→ **WORK TASK**
Looking at the data below, report how many lines contain "label", with no other words.

(Data records for software interfaces)
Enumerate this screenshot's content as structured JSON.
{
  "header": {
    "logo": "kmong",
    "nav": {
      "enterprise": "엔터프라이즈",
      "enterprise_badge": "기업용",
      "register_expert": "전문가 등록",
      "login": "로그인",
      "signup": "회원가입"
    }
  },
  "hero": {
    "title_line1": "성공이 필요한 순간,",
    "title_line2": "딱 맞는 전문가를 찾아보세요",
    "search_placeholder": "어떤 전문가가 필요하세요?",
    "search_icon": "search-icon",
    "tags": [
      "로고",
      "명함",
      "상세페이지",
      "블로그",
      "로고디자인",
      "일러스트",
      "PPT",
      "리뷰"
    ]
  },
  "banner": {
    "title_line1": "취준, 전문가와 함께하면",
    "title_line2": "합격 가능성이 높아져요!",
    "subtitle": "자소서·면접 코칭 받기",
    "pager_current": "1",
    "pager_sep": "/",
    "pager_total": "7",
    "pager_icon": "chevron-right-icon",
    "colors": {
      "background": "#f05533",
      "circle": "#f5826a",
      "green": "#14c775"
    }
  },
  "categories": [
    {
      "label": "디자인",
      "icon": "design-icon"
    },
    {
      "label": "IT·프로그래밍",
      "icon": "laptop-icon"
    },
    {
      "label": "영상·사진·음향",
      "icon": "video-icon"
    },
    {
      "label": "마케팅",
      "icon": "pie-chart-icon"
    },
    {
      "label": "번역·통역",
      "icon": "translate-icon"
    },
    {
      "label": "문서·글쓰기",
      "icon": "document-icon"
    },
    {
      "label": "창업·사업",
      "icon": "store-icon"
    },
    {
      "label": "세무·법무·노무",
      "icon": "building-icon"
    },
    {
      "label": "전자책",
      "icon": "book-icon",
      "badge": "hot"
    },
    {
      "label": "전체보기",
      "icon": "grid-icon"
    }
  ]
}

→ **RESPONSE TO THIS EXERCISE**
10